Alex Gibney Talks Cyber-Espionage of 'Zero Days' and "Thuggish Intimidation" After Scientology Doc (Q&A)

Alex Gibney Sundance H 2015

Alex Gibney Sundance H 2015

The Oscar-winning documentarian comments on the U.S.' mysterious silence on cyber warfare and Tom Cruise's "approval" of human-rights abuses: "The church has lived up to its reputation."

It's not easy making a living goring sacred cows, says documentarian Alex Gibney.

Still, the 62-year-old filmmaker has kept at it, with his exposés of corporate America (Enron: The Smartest Guys in the Room), pedophilia in the Catholic Church (Mea Maxima Culpa: Silence in the House of God), the U.S. military (Taxi to the Dark Side) and Scientology (Going Clear: Scientology and the Prison of Belief). Along the way, he’s collected an Oscar and five Emmys while attracting the ire of the entrenched interests who would rather their secrets be kept hidden.

Speaking to The Hollywood Reporter while finishing the mix for Zero Days —  his latest feature, about the dangers of cyber-espionage revealed by the Stuxnet computer worm of 2010 — Gibney reflected on the hidden "doomsday" threat of cyber-war and Scientology’s ongoing campaign against him and many others involved with Going Clear.

Were you surprised that Going Clear wasn’t nominated for an Oscar after the Church of Scientology actively campaigned against it?

I don't want to comment on the record about that. There definitely was a campaign against [the film], but I have no evidence that was responsible for influencing Academy voters. They didn’t vote for it and that’s that. ... I’ve been inundated with litigious letters [from the Church of Scientology] threatening lawsuits as has every venue where we exhibited this film, in this country and abroad. They haven’t sued, but they threatened a lot.

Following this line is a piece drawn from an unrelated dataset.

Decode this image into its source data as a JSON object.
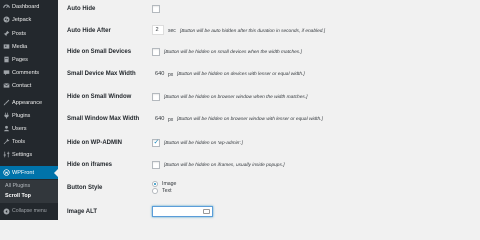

There’s been a high cost to releasing the film. I get accosted from time to time — you can see a few exchanges on YouTube — but the people who really took it on the chin are the people who spoke to me for the movie. They’ve been shadowed by private investigators and in ways that are intended to intimidate — woman have been threatened, people have had their lives destroyed economically, their houses taken away. It’s been thuggish intimidation. The church has lived up to its reputation.

Has there been any professional repercussions for you, working in Hollywood?

Not really. I can’t say there’s been any impact there. But in terms of the Hollywood element, I found it somewhat disturbing that Tom Cruise continues to manage to elude any responsibility for the ongoing human-rights abuses that are basically conducted in his name. He is the most visible and most vocal proponent of the religion. This isn’t about the creed of the church, it’s about the deed. By not investigating human-rights abuses in the church, he’s tacitly giving his approval to them.

You’ve explored an even more clandestine world in Zero Days — the world of cyber-espionage and malware hacking. What surprised you most in your investigation into the Stuxnet attack?

That this is a much bigger story than most people have realized. It was the first known attack in which malware crossed from the world of cyber to the world of physical — the Stuxnet worm took control of machines in an Iranian nuclear plant and made them spin widely out of control. And it was autonomous. Nobody pressed a button; it attacked on its own when it felt the time was right, a little like the doomsday device in Dr. Strangelove. The Stuxnet story showed the ability of a computer program to manipulate or destroy critical infrastructure: water treatment plants, electricity grids, transportation systems, everything essential to normal life. It shows the potential for cyber-war is both terrifying and comical, and I think it is something people have not paid sufficient attention to at all.

Did you discover anything in your research that shocked you?

Yes. The level of secrecy shocked me. Because this is a big deal — we are talking about a potential global cyber-war — and our leaders aren’t even talking about this. The launch of cyber-weapons, in the same way as nuclear weapons, needs a presidential signoff. But there’s been no official recognition (of the Stuxnet attack). It’s as if after 1945 the U.S. government were to have said, "What bomb?" This isn’t just a computer story; it’s a story of global espionage and war. It’s very much in the news now — that espionage played a role in the recent, controversial nuclear agreement with Iran. We are living with the consequences.

How great a threat does the film represent for you and your team? Angry hackers can wreak even more havoc that Scientologists.

I took as many precautions as I could. I have no idea how effective they were. This is very scary terrain. The possibility of an attack is ever-present. We live in a world of extraordinary vulnerability. The Sony hack made people aware of the possibility of something like this, but Stuxnet goes way beyond that. We have to demand more from our government in terms of transparency and protection. This film attempts to raise the questions of what the government is keeping secret — and why.